From what I experienced, the truth (and I am honestly sad to state that) seems like it is not the productivity, nor the merits of people that matter. It is either their bank statement or willingness to make use of some loopholes. Or luck. A lot of it. Without those, if you play by rules, want to be independent, finish school, run a small business, or work hard as an employee, contribute towards the greater good.. Too bad. Thinking about it, I slowly realized that there is another solution: leave. It was something I forgot to consider because I just liked it over here so much.
It wasn’t an easy decision for me either. But I got to a point when all the time I spent researching my options and fighting through the bureaucratic junk resulted that the happiness from the place was suddenly on a much, much lower level. The only things that held me sane were my friends and occasional trips to the countryside. It wasn’t the American flag pinned in my living room anymore.
The “How could I conquer the beast?” question got replaced with “Why should I?”. Ask yourself: Would you pay tens of thousands of USD to live in a dream country? Would your dream country be a place where you see others getting the same service for much less work than what you do, even if they speak badly about it? Would your dream country address you as an alien, even if you pay taxes to it?

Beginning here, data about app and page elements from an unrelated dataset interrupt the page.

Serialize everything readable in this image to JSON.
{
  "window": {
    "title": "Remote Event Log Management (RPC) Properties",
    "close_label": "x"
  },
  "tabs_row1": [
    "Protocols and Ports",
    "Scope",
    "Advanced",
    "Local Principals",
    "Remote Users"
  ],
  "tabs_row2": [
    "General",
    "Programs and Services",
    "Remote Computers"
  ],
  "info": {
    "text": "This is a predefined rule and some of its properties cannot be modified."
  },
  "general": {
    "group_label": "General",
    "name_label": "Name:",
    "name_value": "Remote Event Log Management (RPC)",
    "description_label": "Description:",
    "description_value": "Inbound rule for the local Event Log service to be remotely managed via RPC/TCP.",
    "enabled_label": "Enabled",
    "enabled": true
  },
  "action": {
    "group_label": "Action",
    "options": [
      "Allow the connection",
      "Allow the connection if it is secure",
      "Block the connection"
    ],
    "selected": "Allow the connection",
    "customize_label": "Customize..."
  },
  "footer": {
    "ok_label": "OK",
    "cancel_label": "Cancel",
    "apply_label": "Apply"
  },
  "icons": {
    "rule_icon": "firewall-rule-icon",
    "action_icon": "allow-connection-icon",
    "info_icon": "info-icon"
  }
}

A couple of decades ago, the situation might have been different. During the World Wars, the majority of industrialized nations were turned into a pile of smoking dust, whereas the US gained economically with the mainland untouched. With plentiful space and resources, it was the place to go. Suddenly, America took art dominance from Italy, engineers from Germany, imperial politics from the UK, etc. Nowadays, however, as the rest of the world has recovered, there are many more choices. The more I learned, the more pros and cons I counted, the more I realized that there is no room in the US for me. Let me put it in an allegory, take this old power plant that I visited in Illinois:
One day, it was admired as a beautiful and efficient piece of engineering. Yet, without adaptation and care, it ended in rust and the workers left elsewhere. I felt like I was working with rusted machinery that wasn’t doing what it advertised. Yeah, the get-out emerged as a pretty good solution. I felt like I should leave.
Nevertheless, don’t get the impression that I am leaving with a bad attitude. My overall experience was stellar, and I don’t regret the effort it cost, not for a second. I am grateful for the opportunity to meet some amazing people, and I will miss them. I had a great time while earning my degree and photographing a variety of assignments. I also enjoyed visiting some of the magnificent places the nation has. Currently, I just have to move on.
I believe I will come back someday. I hope. Either as a tourist or something else. It may take some time, though. I don’t know where I’ll end up, but it will be somewhere where I can be productive and where they let me do so.
I might an article summing the pros and cons I’ve experienced while living in the US at some point later. The coin always has more than just one side. Thanks for reading!
Update 7/2020: I kept following the issue, and ended up writing an outline of what are the options to secure a stay in the US for foreigners. If you are interested, see it here. Alternatively, you can browse my Blog Archives for more articles.